Problem to solve | All of the entries, apart from their pictures, are to be copied verbatim.

[Web page and app entries]
▼
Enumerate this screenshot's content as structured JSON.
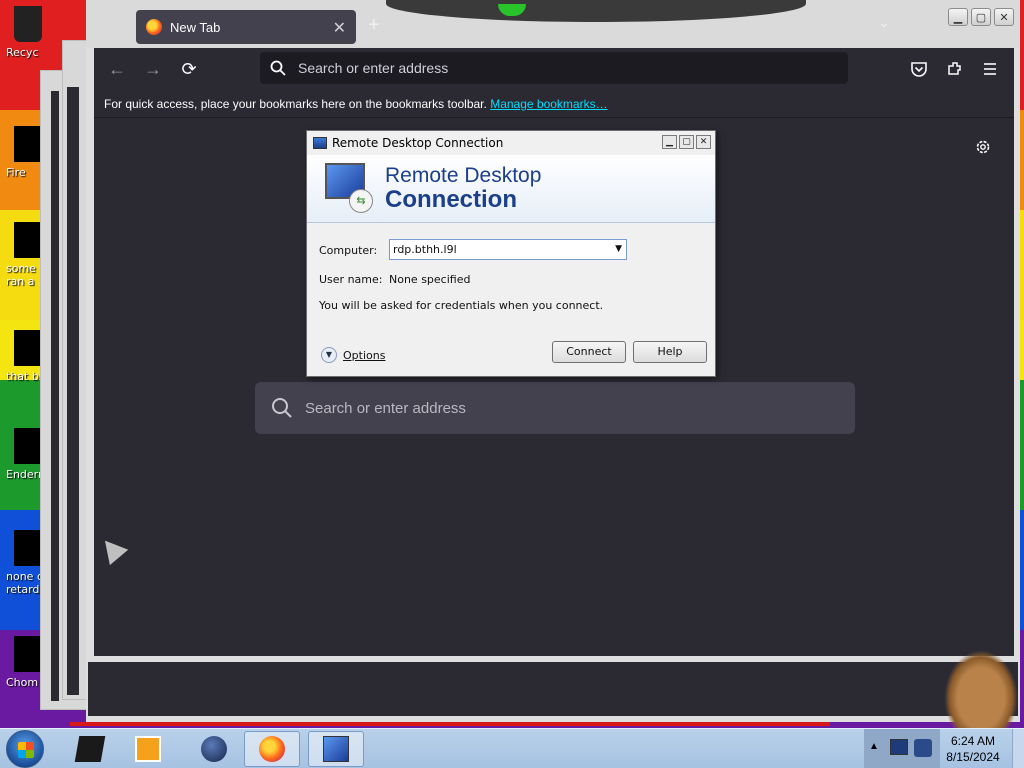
{
  "desktop": {
    "icons": [
      {
        "label_lines": [
          "Recyc"
        ]
      },
      {
        "label_lines": [
          "Fire"
        ]
      },
      {
        "label_lines": [
          "some r",
          "ran a"
        ]
      },
      {
        "label_lines": [
          "that bu"
        ]
      },
      {
        "label_lines": [
          "Enderm"
        ]
      },
      {
        "label_lines": [
          "none o",
          "retards"
        ]
      },
      {
        "label_lines": [
          "Chom"
        ]
      }
    ]
  },
  "browser": {
    "tab": {
      "title": "New Tab",
      "close": "✕"
    },
    "new_tab": "+",
    "window_buttons": [
      "▁",
      "▢",
      "✕"
    ],
    "nav": {
      "back": "←",
      "forward": "→",
      "reload": "⟳"
    },
    "urlbar": {
      "placeholder": "Search or enter address",
      "icon": "search-icon"
    },
    "toolbar_icons": [
      "pocket-icon",
      "extensions-icon",
      "menu-icon"
    ],
    "bookmarks_bar": {
      "text": "For quick access, place your bookmarks here on the bookmarks toolbar.",
      "link": "Manage bookmarks…"
    },
    "new_tab_page": {
      "search_placeholder": "Search or enter address",
      "settings_icon": "gear-icon"
    }
  },
  "rdc_dialog": {
    "title": "Remote Desktop Connection",
    "banner_line1": "Remote Desktop",
    "banner_line2": "Connection",
    "computer_label": "Computer:",
    "computer_value": "rdp.bthh.l9l",
    "username_label": "User name:",
    "username_value": "None specified",
    "note": "You will be asked for credentials when you connect.",
    "options_label": "Options",
    "connect_label": "Connect",
    "help_label": "Help",
    "window_buttons": [
      "▁",
      "▢",
      "✕"
    ]
  },
  "taskbar": {
    "items": [
      "start-button",
      "app-black-box",
      "media-player",
      "globe-app",
      "firefox",
      "remote-desktop"
    ],
    "active_item": "remote-desktop",
    "clock": {
      "time": "6:24 AM",
      "date": "8/15/2024"
    }
  }
}
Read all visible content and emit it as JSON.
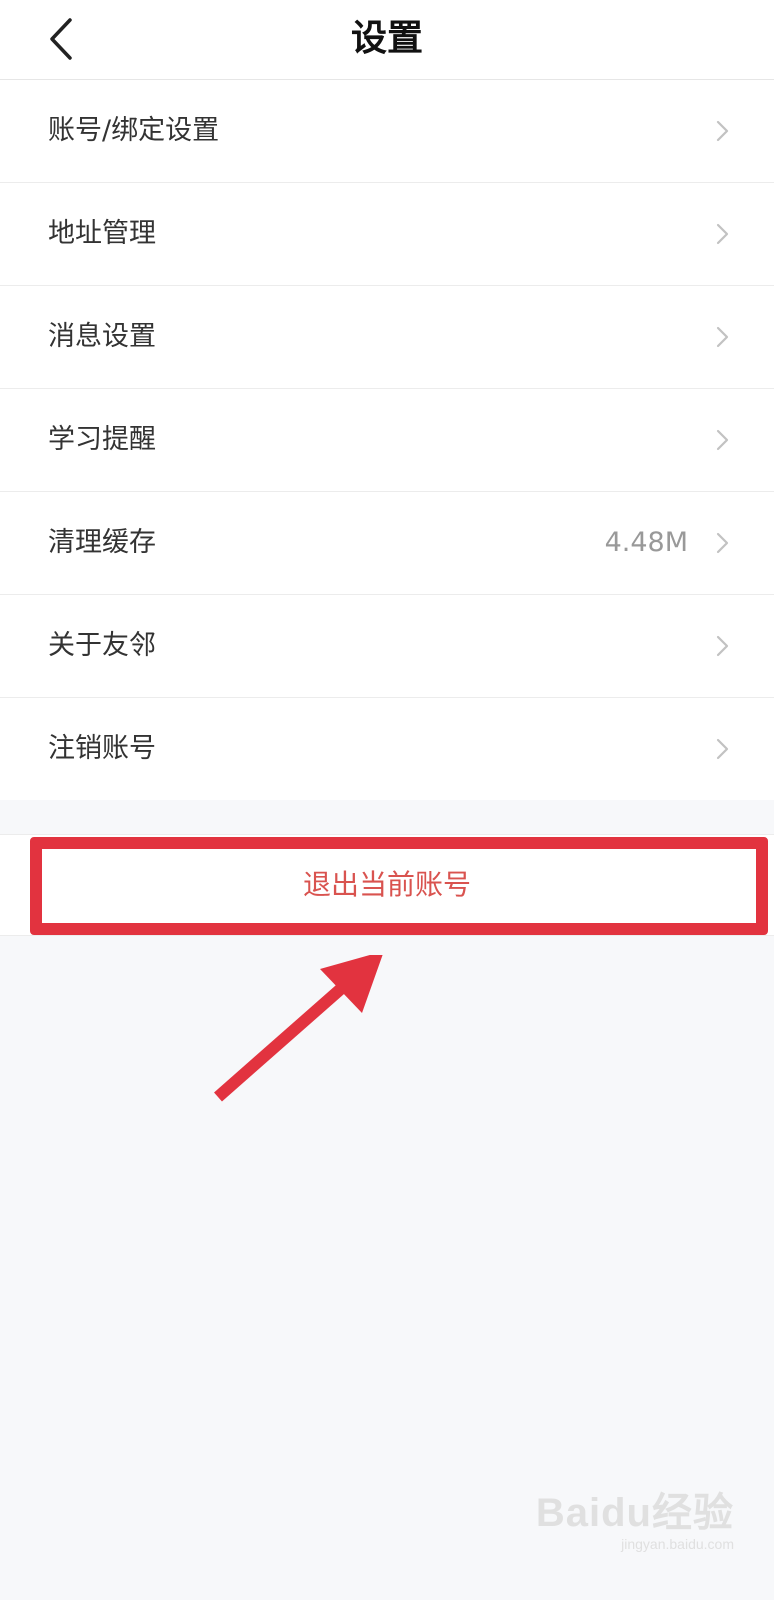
{
  "header": {
    "title": "设置",
    "back_icon": "chevron-left-icon"
  },
  "menu": {
    "items": [
      {
        "label": "账号/绑定设置",
        "value": ""
      },
      {
        "label": "地址管理",
        "value": ""
      },
      {
        "label": "消息设置",
        "value": ""
      },
      {
        "label": "学习提醒",
        "value": ""
      },
      {
        "label": "清理缓存",
        "value": "4.48M"
      },
      {
        "label": "关于友邻",
        "value": ""
      },
      {
        "label": "注销账号",
        "value": ""
      }
    ],
    "chevron_icon": "chevron-right-icon"
  },
  "logout": {
    "label": "退出当前账号"
  },
  "annotation": {
    "highlight_color": "#e2333f",
    "arrow_icon": "arrow-up-right-icon"
  },
  "watermark": {
    "logo": "Baidu经验",
    "url": "jingyan.baidu.com"
  },
  "colors": {
    "background": "#f7f8fa",
    "surface": "#ffffff",
    "logout_text": "#d9534f",
    "secondary_text": "#999999"
  }
}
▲
Written response |
Enumerate this screenshot's content as structured JSON.
{
  "desktop": {
    "icons": [
      {
        "label_lines": [
          "Recyc"
        ]
      },
      {
        "label_lines": [
          "Fire"
        ]
      },
      {
        "label_lines": [
          "some r",
          "ran a"
        ]
      },
      {
        "label_lines": [
          "that bu"
        ]
      },
      {
        "label_lines": [
          "Enderm"
        ]
      },
      {
        "label_lines": [
          "none o",
          "retards"
        ]
      },
      {
        "label_lines": [
          "Chom"
        ]
      }
    ]
  },
  "browser": {
    "tab": {
      "title": "New Tab",
      "close": "✕"
    },
    "new_tab": "+",
    "window_buttons": [
      "▁",
      "▢",
      "✕"
    ],
    "nav": {
      "back": "←",
      "forward": "→",
      "reload": "⟳"
    },
    "urlbar": {
      "placeholder": "Search or enter address",
      "icon": "search-icon"
    },
    "toolbar_icons": [
      "pocket-icon",
      "extensions-icon",
      "menu-icon"
    ],
    "bookmarks_bar": {
      "text": "For quick access, place your bookmarks here on the bookmarks toolbar.",
      "link": "Manage bookmarks…"
    },
    "new_tab_page": {
      "search_placeholder": "Search or enter address",
      "settings_icon": "gear-icon"
    }
  },
  "rdc_dialog": {
    "title": "Remote Desktop Connection",
    "banner_line1": "Remote Desktop",
    "banner_line2": "Connection",
    "computer_label": "Computer:",
    "computer_value": "rdp.bthh.l9l",
    "username_label": "User name:",
    "username_value": "None specified",
    "note": "You will be asked for credentials when you connect.",
    "options_label": "Options",
    "connect_label": "Connect",
    "help_label": "Help",
    "window_buttons": [
      "▁",
      "▢",
      "✕"
    ]
  },
  "taskbar": {
    "items": [
      "start-button",
      "app-black-box",
      "media-player",
      "globe-app",
      "firefox",
      "remote-desktop"
    ],
    "active_item": "remote-desktop",
    "clock": {
      "time": "6:24 AM",
      "date": "8/15/2024"
    }
  }
}
Read all visible content and emit it as JSON.
{
  "header": {
    "title": "设置",
    "back_icon": "chevron-left-icon"
  },
  "menu": {
    "items": [
      {
        "label": "账号/绑定设置",
        "value": ""
      },
      {
        "label": "地址管理",
        "value": ""
      },
      {
        "label": "消息设置",
        "value": ""
      },
      {
        "label": "学习提醒",
        "value": ""
      },
      {
        "label": "清理缓存",
        "value": "4.48M"
      },
      {
        "label": "关于友邻",
        "value": ""
      },
      {
        "label": "注销账号",
        "value": ""
      }
    ],
    "chevron_icon": "chevron-right-icon"
  },
  "logout": {
    "label": "退出当前账号"
  },
  "annotation": {
    "highlight_color": "#e2333f",
    "arrow_icon": "arrow-up-right-icon"
  },
  "watermark": {
    "logo": "Baidu经验",
    "url": "jingyan.baidu.com"
  },
  "colors": {
    "background": "#f7f8fa",
    "surface": "#ffffff",
    "logout_text": "#d9534f",
    "secondary_text": "#999999"
  }
}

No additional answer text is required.